# Exercise goal
Wherever a line below holds the word "data", copy that line.

# Records shown
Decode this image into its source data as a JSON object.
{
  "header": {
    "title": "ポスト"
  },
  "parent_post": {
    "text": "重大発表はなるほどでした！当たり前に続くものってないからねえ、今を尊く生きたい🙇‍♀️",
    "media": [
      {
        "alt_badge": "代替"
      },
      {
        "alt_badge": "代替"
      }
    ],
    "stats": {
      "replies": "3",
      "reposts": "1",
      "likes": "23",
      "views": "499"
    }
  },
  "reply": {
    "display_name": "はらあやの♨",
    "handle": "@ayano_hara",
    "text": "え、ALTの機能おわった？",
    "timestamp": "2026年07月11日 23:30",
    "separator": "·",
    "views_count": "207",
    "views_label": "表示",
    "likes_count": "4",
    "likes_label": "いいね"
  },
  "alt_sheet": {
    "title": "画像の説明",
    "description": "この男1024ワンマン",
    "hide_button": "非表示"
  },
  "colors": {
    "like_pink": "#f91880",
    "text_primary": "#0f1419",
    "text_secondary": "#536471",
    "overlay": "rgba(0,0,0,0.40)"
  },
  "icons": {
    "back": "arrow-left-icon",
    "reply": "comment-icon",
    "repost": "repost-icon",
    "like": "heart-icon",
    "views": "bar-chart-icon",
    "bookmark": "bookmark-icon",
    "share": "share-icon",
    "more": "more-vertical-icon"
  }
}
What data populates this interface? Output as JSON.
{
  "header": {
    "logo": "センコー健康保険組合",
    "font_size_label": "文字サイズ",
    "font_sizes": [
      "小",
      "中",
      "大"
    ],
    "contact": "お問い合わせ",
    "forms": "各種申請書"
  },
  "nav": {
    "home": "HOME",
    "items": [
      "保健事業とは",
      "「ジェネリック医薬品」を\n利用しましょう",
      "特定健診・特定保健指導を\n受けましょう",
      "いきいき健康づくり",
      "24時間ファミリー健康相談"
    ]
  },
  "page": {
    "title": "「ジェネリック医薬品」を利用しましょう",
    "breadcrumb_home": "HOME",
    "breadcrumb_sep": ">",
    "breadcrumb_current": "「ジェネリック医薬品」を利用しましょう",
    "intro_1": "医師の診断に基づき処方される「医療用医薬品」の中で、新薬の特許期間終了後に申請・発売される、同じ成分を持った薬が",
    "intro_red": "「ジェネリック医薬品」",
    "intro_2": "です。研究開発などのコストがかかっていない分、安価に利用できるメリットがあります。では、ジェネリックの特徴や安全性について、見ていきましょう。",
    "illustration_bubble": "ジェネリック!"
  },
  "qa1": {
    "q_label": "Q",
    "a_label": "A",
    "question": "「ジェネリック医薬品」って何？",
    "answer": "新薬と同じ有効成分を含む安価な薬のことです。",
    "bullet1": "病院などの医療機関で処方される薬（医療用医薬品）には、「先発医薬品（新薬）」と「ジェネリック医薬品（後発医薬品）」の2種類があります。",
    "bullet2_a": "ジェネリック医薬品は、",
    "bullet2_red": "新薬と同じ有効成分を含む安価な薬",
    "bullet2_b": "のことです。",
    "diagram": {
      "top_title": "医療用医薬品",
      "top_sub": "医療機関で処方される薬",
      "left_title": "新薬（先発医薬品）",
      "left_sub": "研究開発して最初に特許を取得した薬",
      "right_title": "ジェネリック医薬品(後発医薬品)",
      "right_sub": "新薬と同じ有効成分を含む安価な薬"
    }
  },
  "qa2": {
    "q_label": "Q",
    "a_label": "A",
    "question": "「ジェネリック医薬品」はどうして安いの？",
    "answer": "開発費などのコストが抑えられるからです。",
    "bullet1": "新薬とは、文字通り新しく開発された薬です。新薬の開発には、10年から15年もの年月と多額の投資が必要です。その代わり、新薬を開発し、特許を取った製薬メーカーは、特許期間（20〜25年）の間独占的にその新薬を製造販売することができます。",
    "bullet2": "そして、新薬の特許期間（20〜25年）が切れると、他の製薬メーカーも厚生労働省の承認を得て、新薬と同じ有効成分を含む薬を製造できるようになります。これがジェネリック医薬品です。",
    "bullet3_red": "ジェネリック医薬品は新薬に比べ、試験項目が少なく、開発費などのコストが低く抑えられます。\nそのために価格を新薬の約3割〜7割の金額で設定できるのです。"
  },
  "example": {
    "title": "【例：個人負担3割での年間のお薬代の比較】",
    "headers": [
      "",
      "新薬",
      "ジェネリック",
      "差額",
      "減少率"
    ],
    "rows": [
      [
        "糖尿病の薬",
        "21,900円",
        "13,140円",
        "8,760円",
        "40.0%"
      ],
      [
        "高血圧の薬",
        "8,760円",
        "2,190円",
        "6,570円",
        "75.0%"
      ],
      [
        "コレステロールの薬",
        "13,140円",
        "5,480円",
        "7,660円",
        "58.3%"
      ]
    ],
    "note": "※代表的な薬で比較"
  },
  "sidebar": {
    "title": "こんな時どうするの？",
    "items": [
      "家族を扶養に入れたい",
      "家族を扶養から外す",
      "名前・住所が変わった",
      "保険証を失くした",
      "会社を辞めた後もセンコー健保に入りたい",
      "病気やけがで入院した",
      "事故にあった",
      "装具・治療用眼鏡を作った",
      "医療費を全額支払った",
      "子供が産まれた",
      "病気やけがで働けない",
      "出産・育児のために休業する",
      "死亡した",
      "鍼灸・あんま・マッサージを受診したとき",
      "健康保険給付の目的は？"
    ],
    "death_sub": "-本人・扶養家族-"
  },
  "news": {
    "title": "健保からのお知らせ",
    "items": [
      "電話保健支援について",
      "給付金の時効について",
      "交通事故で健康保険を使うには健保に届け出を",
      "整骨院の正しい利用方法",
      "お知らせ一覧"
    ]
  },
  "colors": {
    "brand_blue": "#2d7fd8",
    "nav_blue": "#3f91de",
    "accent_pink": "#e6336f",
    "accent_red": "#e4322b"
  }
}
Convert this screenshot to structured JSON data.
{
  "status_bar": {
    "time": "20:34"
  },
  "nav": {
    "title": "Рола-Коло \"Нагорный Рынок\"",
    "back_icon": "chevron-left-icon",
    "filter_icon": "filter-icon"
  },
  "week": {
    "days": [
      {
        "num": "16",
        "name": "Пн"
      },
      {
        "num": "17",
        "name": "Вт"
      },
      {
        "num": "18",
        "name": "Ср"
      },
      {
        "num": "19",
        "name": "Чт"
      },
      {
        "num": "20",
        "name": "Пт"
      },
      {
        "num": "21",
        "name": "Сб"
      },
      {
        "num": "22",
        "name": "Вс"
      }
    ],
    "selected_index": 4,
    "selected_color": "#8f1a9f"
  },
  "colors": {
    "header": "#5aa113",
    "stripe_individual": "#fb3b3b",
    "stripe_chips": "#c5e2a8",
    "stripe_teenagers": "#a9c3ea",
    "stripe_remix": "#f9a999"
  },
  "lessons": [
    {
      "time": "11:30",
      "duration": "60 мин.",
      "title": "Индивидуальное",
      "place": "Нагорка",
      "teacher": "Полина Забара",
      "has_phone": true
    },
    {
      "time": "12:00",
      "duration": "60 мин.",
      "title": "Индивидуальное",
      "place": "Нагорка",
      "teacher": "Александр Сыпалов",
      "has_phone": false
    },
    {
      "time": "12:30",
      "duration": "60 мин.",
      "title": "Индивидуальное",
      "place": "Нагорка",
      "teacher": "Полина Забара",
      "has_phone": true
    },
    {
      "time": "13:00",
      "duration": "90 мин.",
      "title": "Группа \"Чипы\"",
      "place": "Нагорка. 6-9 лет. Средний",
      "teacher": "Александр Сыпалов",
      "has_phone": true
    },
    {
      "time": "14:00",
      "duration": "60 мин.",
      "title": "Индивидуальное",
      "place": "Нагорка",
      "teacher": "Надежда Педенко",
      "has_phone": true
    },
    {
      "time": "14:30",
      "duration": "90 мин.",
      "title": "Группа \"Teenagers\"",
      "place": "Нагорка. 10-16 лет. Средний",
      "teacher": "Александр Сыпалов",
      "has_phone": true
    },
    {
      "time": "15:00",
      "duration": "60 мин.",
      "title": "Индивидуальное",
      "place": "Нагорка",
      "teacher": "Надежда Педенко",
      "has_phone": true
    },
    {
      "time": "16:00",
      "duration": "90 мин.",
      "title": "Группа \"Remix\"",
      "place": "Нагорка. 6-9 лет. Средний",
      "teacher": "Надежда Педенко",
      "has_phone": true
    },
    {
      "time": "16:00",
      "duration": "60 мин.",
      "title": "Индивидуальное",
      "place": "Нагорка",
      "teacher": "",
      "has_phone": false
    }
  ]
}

# Answer for this exercise
Decode this image into its source data as a JSON object.
What data populates this interface? Output as JSON.
Convert this screenshot to structured JSON data.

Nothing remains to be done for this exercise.